The products we use to construct our buildings and create engaging interior spaces are expected to do more than serve a function or aesthetic. Today’s materials are being asked to have healthier ingredients, lower embodied carbon and promote circularity, and, if they’re really well conceived, address inequities and injustice throughout their supply chains.
Building and product certifications, as well as commitments like the 2030 Challenge or AIA Material’s Pledge provide us with frameworks for setting materials goals. Research continues to evolve to support, or even challenge, the use of certain materials. It’s a lot to stay on top of given that product selection is likely only one facet of our work.
Jack Dinning of Brightworks Sustainability, and a materials consultant to Harvard’s Office of Sustainability, has been regularly mapping the building products ecosystem, and is looking to engage practitioners at all levels of experience to share information and strategies for pursuing optimized materials goals.
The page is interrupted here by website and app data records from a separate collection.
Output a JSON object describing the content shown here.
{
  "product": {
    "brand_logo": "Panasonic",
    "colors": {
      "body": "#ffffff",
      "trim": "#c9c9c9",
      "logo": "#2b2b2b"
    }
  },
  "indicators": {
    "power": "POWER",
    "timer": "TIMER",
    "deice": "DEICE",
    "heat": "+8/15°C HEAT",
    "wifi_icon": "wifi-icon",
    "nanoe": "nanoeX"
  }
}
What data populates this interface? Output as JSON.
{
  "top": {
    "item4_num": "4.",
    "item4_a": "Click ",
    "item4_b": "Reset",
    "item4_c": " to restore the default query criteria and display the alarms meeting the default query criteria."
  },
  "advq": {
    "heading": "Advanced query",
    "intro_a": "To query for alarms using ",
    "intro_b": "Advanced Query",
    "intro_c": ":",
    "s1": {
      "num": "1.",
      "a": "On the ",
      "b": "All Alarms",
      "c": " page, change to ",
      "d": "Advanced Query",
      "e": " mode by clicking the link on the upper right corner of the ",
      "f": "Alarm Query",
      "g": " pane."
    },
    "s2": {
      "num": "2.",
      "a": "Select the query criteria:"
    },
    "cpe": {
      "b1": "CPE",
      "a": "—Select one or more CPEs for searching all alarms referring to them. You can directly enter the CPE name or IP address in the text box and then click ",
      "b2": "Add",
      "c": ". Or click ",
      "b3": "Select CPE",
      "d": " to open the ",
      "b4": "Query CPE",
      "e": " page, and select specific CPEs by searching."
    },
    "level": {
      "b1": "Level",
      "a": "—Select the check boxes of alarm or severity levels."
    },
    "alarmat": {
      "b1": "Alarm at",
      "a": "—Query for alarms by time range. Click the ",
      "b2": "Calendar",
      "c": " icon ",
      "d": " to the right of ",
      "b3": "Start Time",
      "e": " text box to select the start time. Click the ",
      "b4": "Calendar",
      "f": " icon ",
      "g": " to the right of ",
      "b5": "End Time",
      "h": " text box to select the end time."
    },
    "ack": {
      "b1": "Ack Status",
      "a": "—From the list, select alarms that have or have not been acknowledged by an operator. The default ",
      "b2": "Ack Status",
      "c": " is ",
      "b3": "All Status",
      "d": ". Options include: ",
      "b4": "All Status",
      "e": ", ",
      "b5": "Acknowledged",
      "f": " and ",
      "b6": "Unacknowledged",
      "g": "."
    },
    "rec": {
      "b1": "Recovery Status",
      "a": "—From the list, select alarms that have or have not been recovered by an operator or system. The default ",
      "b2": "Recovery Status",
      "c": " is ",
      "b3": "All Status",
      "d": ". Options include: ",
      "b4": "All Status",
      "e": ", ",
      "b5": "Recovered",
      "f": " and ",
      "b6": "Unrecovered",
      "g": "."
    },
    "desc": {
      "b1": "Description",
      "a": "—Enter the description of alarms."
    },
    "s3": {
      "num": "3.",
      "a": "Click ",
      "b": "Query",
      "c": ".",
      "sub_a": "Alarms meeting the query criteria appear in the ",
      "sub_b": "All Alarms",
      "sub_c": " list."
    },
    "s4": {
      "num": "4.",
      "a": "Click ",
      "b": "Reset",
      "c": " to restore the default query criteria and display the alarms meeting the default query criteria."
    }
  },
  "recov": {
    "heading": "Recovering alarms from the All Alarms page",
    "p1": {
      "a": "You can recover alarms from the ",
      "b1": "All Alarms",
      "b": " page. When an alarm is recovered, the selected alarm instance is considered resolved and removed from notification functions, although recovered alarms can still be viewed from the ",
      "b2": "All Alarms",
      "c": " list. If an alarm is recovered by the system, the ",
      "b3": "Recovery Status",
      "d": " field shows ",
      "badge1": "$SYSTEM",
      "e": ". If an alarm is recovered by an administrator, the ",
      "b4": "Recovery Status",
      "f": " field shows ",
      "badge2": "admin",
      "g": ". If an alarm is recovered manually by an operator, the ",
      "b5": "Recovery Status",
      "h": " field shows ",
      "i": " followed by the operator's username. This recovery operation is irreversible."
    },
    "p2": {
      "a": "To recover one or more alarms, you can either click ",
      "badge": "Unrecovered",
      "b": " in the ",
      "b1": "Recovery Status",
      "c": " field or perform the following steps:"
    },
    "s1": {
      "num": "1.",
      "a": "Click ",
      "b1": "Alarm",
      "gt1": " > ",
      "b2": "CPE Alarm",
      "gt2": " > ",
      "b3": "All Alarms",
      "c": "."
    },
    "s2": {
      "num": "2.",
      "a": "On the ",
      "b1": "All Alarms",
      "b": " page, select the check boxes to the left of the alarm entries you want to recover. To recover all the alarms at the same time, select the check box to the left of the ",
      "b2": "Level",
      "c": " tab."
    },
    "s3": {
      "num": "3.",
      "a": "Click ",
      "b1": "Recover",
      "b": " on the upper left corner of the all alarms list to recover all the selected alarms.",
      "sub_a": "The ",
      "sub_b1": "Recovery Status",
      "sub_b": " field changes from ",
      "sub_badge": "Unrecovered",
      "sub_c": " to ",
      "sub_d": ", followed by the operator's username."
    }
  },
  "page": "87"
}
Note: Attendees will get access to a Miro board prior to the session that will be the focus of the collaborative discussion and once complete, can serve as a resource for accelerating the work of optimized materials.